■ **SOURCE DATA**:
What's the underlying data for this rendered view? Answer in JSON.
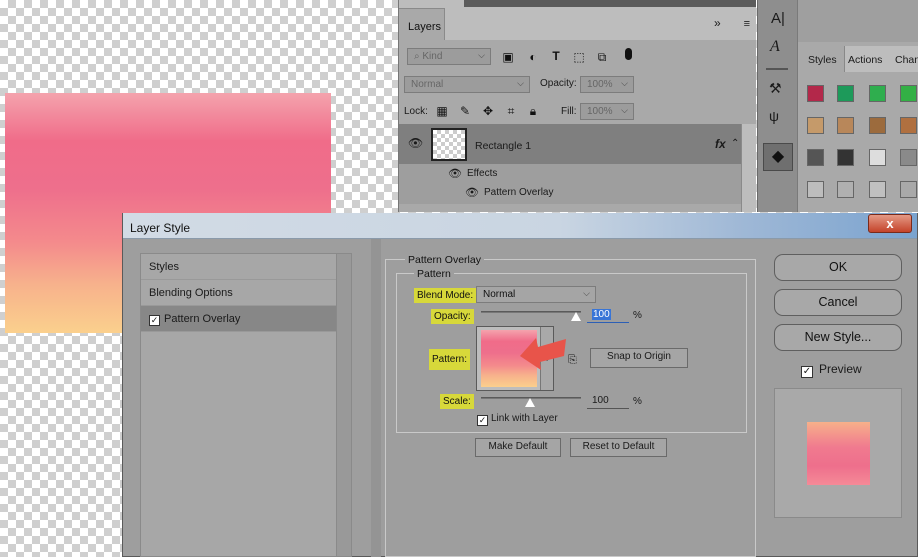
{
  "layers_panel": {
    "tab_label": "Layers",
    "collapse_icon": "double-chevron-right",
    "filter": {
      "kind_label": "Kind"
    },
    "blend_mode": "Normal",
    "opacity_label": "Opacity:",
    "opacity_value": "100%",
    "lock_label": "Lock:",
    "fill_label": "Fill:",
    "fill_value": "100%",
    "layer_name": "Rectangle 1",
    "fx_label": "fx",
    "effects_label": "Effects",
    "effect_item": "Pattern Overlay"
  },
  "right_panel": {
    "tab_styles": "Styles",
    "tab_actions": "Actions",
    "tab_channels": "Chann"
  },
  "dialog": {
    "title": "Layer Style",
    "close_label": "x",
    "left_items": [
      "Styles",
      "Blending Options",
      "Pattern Overlay"
    ],
    "section_title": "Pattern Overlay",
    "group_title": "Pattern",
    "blend_mode_label": "Blend Mode:",
    "blend_mode_value": "Normal",
    "opacity_label": "Opacity:",
    "opacity_value": "100",
    "opacity_unit": "%",
    "opacity_level": 1.0,
    "pattern_label": "Pattern:",
    "snap_button": "Snap to Origin",
    "scale_label": "Scale:",
    "scale_value": "100",
    "scale_unit": "%",
    "link_label": "Link with Layer",
    "make_default": "Make Default",
    "reset_default": "Reset to Default",
    "ok": "OK",
    "cancel": "Cancel",
    "new_style": "New Style...",
    "preview_label": "Preview"
  },
  "colors": {
    "highlight": "#d7d83a",
    "arrow": "#e8544a",
    "title_gradient_end": "#7aa3cf"
  }
}
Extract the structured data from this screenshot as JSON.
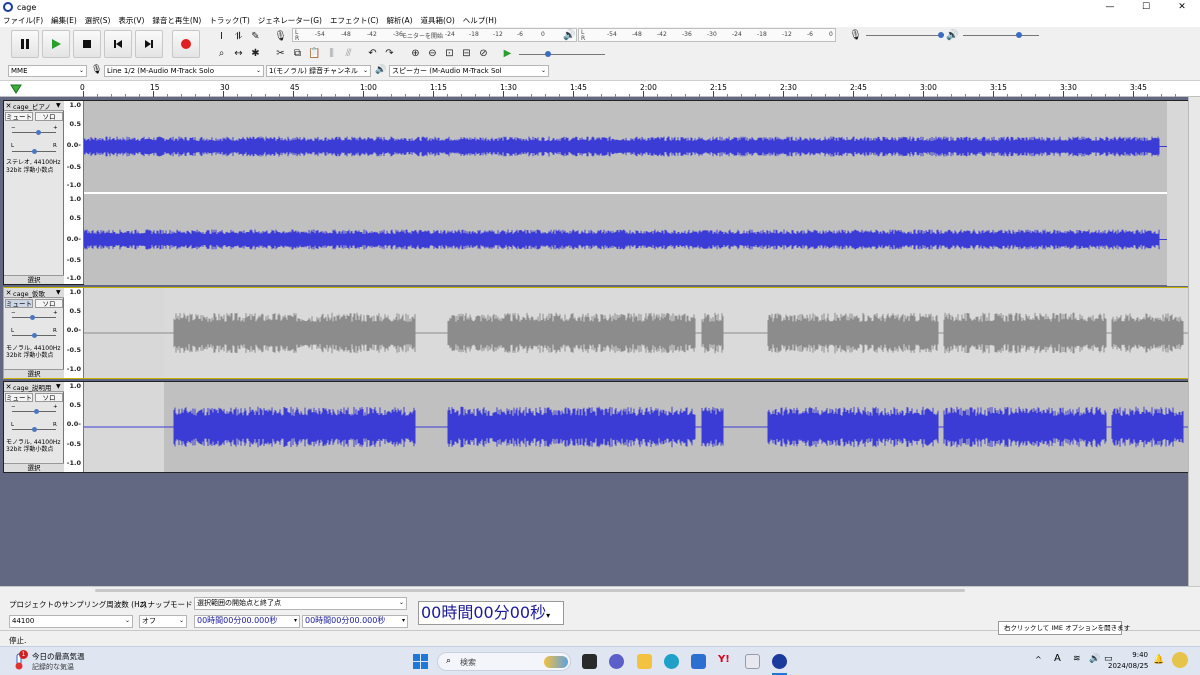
{
  "window": {
    "title": "cage",
    "minimize": "—",
    "maximize": "☐",
    "close": "✕"
  },
  "menu": [
    "ファイル(F)",
    "編集(E)",
    "選択(S)",
    "表示(V)",
    "録音と再生(N)",
    "トラック(T)",
    "ジェネレーター(G)",
    "エフェクト(C)",
    "解析(A)",
    "道具箱(O)",
    "ヘルプ(H)"
  ],
  "meters": {
    "rec_ticks": [
      "-54",
      "-48",
      "-42",
      "-36",
      "-30",
      "-24",
      "-18",
      "-12",
      "-6",
      "0"
    ],
    "rec_label": "モニターを開始",
    "play_ticks": [
      "-54",
      "-48",
      "-42",
      "-36",
      "-30",
      "-24",
      "-18",
      "-12",
      "-6",
      "0"
    ],
    "lr": [
      "L",
      "R"
    ]
  },
  "devices": {
    "host": "MME",
    "input": "Line 1/2 (M-Audio M-Track Solo",
    "channels": "1(モノラル) 録音チャンネル",
    "output": "スピーカー (M-Audio M-Track Sol"
  },
  "ruler": {
    "labels": [
      "0",
      "15",
      "30",
      "45",
      "1:00",
      "1:15",
      "1:30",
      "1:45",
      "2:00",
      "2:15",
      "2:30",
      "2:45",
      "3:00",
      "3:15",
      "3:30",
      "3:45"
    ]
  },
  "colors": {
    "wave_selected": "#3b3bd6",
    "wave_muted": "#8c8c8c",
    "track_bg": "#c0c0c0",
    "track_area": "#636882"
  },
  "tracks": [
    {
      "name": "cage_ピアノ",
      "mute": "ミュート",
      "solo": "ソロ",
      "info1": "ステレオ, 44100Hz",
      "info2": "32bit 浮動小数点",
      "select": "選択",
      "scale": [
        "1.0",
        "0.5",
        "0.0-",
        "-0.5",
        "-1.0"
      ],
      "scale2": [
        "1.0",
        "0.5",
        "0.0-",
        "-0.5",
        "-1.0"
      ],
      "state": "stereo"
    },
    {
      "name": "cage_仮歌",
      "mute": "ミュート",
      "solo": "ソロ",
      "info1": "モノラル, 44100Hz",
      "info2": "32bit 浮動小数点",
      "select": "選択",
      "scale": [
        "1.0",
        "0.5",
        "0.0-",
        "-0.5",
        "-1.0"
      ],
      "state": "muted"
    },
    {
      "name": "cage_説明用",
      "mute": "ミュート",
      "solo": "ソロ",
      "info1": "モノラル, 44100Hz",
      "info2": "32bit 浮動小数点",
      "select": "選択",
      "scale": [
        "1.0",
        "0.5",
        "0.0-",
        "-0.5",
        "-1.0"
      ],
      "state": "active"
    }
  ],
  "selection": {
    "rate_label": "プロジェクトのサンプリング周波数 (Hz)",
    "rate_value": "44100",
    "snap_label": "スナップモード",
    "snap_value": "オフ",
    "range_label": "選択範囲の開始点と終了点",
    "start": "00時間00分00.000秒",
    "end": "00時間00分00.000秒",
    "position": "00時間00分00秒"
  },
  "status": "停止.",
  "tooltip": "右クリックして IME オプションを開きます",
  "taskbar": {
    "weather_line1": "今日の最高気温",
    "weather_line2": "記録的な気温",
    "weather_badge": "1",
    "search": "検索",
    "ime": "A",
    "time": "9:40",
    "date": "2024/08/25"
  }
}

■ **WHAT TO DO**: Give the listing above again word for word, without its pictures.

■ **RESPONSE AREA**:
What's the underlying data for this rendered view? Answer in JSON.
{
  "layers_panel": {
    "tab_label": "Layers",
    "collapse_icon": "double-chevron-right",
    "filter": {
      "kind_label": "Kind"
    },
    "blend_mode": "Normal",
    "opacity_label": "Opacity:",
    "opacity_value": "100%",
    "lock_label": "Lock:",
    "fill_label": "Fill:",
    "fill_value": "100%",
    "layer_name": "Rectangle 1",
    "fx_label": "fx",
    "effects_label": "Effects",
    "effect_item": "Pattern Overlay"
  },
  "right_panel": {
    "tab_styles": "Styles",
    "tab_actions": "Actions",
    "tab_channels": "Chann"
  },
  "dialog": {
    "title": "Layer Style",
    "close_label": "x",
    "left_items": [
      "Styles",
      "Blending Options",
      "Pattern Overlay"
    ],
    "section_title": "Pattern Overlay",
    "group_title": "Pattern",
    "blend_mode_label": "Blend Mode:",
    "blend_mode_value": "Normal",
    "opacity_label": "Opacity:",
    "opacity_value": "100",
    "opacity_unit": "%",
    "opacity_level": 1.0,
    "pattern_label": "Pattern:",
    "snap_button": "Snap to Origin",
    "scale_label": "Scale:",
    "scale_value": "100",
    "scale_unit": "%",
    "link_label": "Link with Layer",
    "make_default": "Make Default",
    "reset_default": "Reset to Default",
    "ok": "OK",
    "cancel": "Cancel",
    "new_style": "New Style...",
    "preview_label": "Preview"
  },
  "colors": {
    "highlight": "#d7d83a",
    "arrow": "#e8544a",
    "title_gradient_end": "#7aa3cf"
  }
}
Extract the structured data from this screenshot as JSON.
{
  "window": {
    "title": "cage",
    "minimize": "—",
    "maximize": "☐",
    "close": "✕"
  },
  "menu": [
    "ファイル(F)",
    "編集(E)",
    "選択(S)",
    "表示(V)",
    "録音と再生(N)",
    "トラック(T)",
    "ジェネレーター(G)",
    "エフェクト(C)",
    "解析(A)",
    "道具箱(O)",
    "ヘルプ(H)"
  ],
  "meters": {
    "rec_ticks": [
      "-54",
      "-48",
      "-42",
      "-36",
      "-30",
      "-24",
      "-18",
      "-12",
      "-6",
      "0"
    ],
    "rec_label": "モニターを開始",
    "play_ticks": [
      "-54",
      "-48",
      "-42",
      "-36",
      "-30",
      "-24",
      "-18",
      "-12",
      "-6",
      "0"
    ],
    "lr": [
      "L",
      "R"
    ]
  },
  "devices": {
    "host": "MME",
    "input": "Line 1/2 (M-Audio M-Track Solo",
    "channels": "1(モノラル) 録音チャンネル",
    "output": "スピーカー (M-Audio M-Track Sol"
  },
  "ruler": {
    "labels": [
      "0",
      "15",
      "30",
      "45",
      "1:00",
      "1:15",
      "1:30",
      "1:45",
      "2:00",
      "2:15",
      "2:30",
      "2:45",
      "3:00",
      "3:15",
      "3:30",
      "3:45"
    ]
  },
  "colors": {
    "wave_selected": "#3b3bd6",
    "wave_muted": "#8c8c8c",
    "track_bg": "#c0c0c0",
    "track_area": "#636882"
  },
  "tracks": [
    {
      "name": "cage_ピアノ",
      "mute": "ミュート",
      "solo": "ソロ",
      "info1": "ステレオ, 44100Hz",
      "info2": "32bit 浮動小数点",
      "select": "選択",
      "scale": [
        "1.0",
        "0.5",
        "0.0-",
        "-0.5",
        "-1.0"
      ],
      "scale2": [
        "1.0",
        "0.5",
        "0.0-",
        "-0.5",
        "-1.0"
      ],
      "state": "stereo"
    },
    {
      "name": "cage_仮歌",
      "mute": "ミュート",
      "solo": "ソロ",
      "info1": "モノラル, 44100Hz",
      "info2": "32bit 浮動小数点",
      "select": "選択",
      "scale": [
        "1.0",
        "0.5",
        "0.0-",
        "-0.5",
        "-1.0"
      ],
      "state": "muted"
    },
    {
      "name": "cage_説明用",
      "mute": "ミュート",
      "solo": "ソロ",
      "info1": "モノラル, 44100Hz",
      "info2": "32bit 浮動小数点",
      "select": "選択",
      "scale": [
        "1.0",
        "0.5",
        "0.0-",
        "-0.5",
        "-1.0"
      ],
      "state": "active"
    }
  ],
  "selection": {
    "rate_label": "プロジェクトのサンプリング周波数 (Hz)",
    "rate_value": "44100",
    "snap_label": "スナップモード",
    "snap_value": "オフ",
    "range_label": "選択範囲の開始点と終了点",
    "start": "00時間00分00.000秒",
    "end": "00時間00分00.000秒",
    "position": "00時間00分00秒"
  },
  "status": "停止.",
  "tooltip": "右クリックして IME オプションを開きます",
  "taskbar": {
    "weather_line1": "今日の最高気温",
    "weather_line2": "記録的な気温",
    "weather_badge": "1",
    "search": "検索",
    "ime": "A",
    "time": "9:40",
    "date": "2024/08/25"
  }
}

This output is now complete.